# What you need to do
Determine how many lines in the entries contain the word "your", and give that number with no other text.

[Page and application data records]

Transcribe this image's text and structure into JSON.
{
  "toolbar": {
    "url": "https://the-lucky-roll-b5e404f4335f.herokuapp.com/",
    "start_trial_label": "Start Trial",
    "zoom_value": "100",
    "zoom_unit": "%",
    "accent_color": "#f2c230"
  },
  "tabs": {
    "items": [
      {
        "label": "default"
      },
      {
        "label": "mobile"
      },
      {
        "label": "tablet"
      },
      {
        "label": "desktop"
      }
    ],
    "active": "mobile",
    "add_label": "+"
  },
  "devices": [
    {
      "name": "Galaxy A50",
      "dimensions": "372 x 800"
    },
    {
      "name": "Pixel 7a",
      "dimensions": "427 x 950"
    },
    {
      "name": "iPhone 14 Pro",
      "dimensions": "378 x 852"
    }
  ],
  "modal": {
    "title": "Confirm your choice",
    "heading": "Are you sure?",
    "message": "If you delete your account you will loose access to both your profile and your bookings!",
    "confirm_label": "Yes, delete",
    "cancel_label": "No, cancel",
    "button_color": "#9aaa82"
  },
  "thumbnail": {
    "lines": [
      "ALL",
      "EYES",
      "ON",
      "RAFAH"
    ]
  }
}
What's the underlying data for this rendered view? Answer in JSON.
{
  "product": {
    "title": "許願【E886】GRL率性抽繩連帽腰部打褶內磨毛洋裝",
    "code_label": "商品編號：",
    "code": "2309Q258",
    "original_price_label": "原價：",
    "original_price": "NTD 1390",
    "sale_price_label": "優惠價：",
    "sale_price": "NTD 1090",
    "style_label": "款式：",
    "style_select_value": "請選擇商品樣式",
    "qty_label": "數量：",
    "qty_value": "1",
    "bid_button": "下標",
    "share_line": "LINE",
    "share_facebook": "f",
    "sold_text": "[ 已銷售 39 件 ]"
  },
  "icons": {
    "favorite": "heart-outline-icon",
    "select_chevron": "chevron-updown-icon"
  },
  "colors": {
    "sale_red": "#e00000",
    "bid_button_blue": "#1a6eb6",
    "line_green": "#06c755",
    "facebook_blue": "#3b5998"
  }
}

# Written answer
2